FREILASSING, Germany (AFP) - Honking cars with stressed drivers banked up for kilometres (miles) at an Austrian-German road crossing Monday, hours after Berlin reimposed border checks in the face of a massive refugee influx.
Two German police officers checked the identity papers of the steady stream of drivers and passengers on a bridge where the traffic bottle-necked into a single lane.
"It's like being back in the 1980s," complained one of the drivers caught up in the snarl, 71-year-old German pensioner Helmut Zimmermann. "I would never have imagined such poor organisation."
Two decades after western Europe began to abolish internal border controls, Germany installed impromptu checkpoints again, grappling with the continent's biggest wave of asylum-seekers since World War II.
Chancellor Angela Merkel's spokesman said Monday that Germany was not slamming its doors to refugees but argued the measure was needed to restore order to the asylum process.
The two police officers were checking papers and radioing their colleagues further down the road which motorists to pull aside for closer questioning.
No refugees could be seen, either in vehicles or on foot, at the Freilassing border point.

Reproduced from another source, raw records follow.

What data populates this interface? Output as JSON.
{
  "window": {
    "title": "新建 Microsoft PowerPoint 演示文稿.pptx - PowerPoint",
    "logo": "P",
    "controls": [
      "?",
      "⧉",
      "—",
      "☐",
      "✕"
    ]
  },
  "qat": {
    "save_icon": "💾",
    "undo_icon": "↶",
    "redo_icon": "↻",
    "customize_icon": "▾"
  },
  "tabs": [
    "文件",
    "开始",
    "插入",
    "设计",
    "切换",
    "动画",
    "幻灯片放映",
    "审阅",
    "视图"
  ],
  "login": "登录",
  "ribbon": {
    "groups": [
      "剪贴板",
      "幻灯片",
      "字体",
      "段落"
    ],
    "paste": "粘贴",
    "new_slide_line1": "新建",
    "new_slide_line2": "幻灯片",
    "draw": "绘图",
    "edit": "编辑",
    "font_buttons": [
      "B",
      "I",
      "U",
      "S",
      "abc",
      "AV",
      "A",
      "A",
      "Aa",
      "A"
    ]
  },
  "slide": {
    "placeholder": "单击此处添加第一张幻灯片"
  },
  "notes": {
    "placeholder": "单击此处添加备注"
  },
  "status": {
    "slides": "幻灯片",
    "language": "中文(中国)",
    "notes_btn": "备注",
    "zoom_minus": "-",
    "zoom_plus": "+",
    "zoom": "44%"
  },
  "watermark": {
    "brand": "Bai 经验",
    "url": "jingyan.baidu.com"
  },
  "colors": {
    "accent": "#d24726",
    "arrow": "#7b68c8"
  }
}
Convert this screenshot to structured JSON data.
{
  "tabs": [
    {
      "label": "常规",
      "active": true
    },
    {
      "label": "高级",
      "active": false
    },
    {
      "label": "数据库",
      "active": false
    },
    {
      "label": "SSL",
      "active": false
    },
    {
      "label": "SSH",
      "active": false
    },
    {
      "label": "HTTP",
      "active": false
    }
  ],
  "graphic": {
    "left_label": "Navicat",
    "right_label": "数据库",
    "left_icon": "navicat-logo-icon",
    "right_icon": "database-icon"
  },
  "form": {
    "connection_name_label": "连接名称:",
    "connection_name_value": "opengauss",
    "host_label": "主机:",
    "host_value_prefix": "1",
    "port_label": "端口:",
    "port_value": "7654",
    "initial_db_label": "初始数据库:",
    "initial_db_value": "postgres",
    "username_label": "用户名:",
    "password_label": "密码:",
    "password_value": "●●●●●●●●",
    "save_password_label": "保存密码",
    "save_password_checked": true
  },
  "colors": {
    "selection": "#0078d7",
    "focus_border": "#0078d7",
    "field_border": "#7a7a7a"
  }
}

Zimmermann said he had crossed the border from his small German hometown of Piding in the morning, only to be caught up in the wait on the way back.
"I always drive across to Austria to buy cigarettes and fill up on petrol," because of the lower prices, he said.
He welcomed the new controls, but not the way they were being carried out, grumbling that "it couldn't possibly work smoothly with just two police officers on that bridge".
"I can't understand why they're doing it this way," he said, having already waited for 45 minutes.
He also doubted the effort would work, pointing to what he called the "green border" of open fields and forests all around.
"For that, the 'green border' is far too porous," he said.
"In the past few days people have crossed here again and again. Just a few days ago my wife saw a few dark-skinned people come out of the forest." Also caught up in the traffic jam was Rudolf Windhofer, a 56-year-old taxi driver from the Austrian city of Salzburg, who was taking students across the border to Bavaria state.
"I've never waited this long, I've never seen anything like it," he complained.
Having regularly driven the route for 12 years, he said, he was now losing money.
"During the extra time I need here I can't take any other fares, and the students are all going to be late," he said.
The police at the crossing, meanwhile, said the effort hadn't yet netted any people traffickers, after several were arrested the previous day.
"We haven't seen any smugglers for hours," said one of the officers, declining to give his name. "They would be pretty stupid to still be arriving now. They would get a free one-way trip to prison".
On their car radios, meanwhile, motorists heard traffic alerts about more choked-up border points, and a warning from Bavaria's interior minister Joachim Herrmann that the restrictions would likely stay in place "at least several weeks".
With many trucks caught up in the delays, the road transport industry voiced concern about the traffic restrictions at busy thoroughfares at the heart of Europe.
"We are concerned," said Sebastian Lechner, managing director of the Association of Bavarian transport and logistics companies.
He added that "in the medium and long term we will no longer be able to ensure punctual services", warning of "significant delays".
Freight rates could also go up, warned the German federation of transport and logistics firms DSLV.
"When a truck driver is stuck in traffic jams, it's paid work time" which would feed into the overall transport costs, it said.
"If these border controls go on for several weeks, or even longer, the sector would have to discuss a possible adjustment in prices with their clients," it added.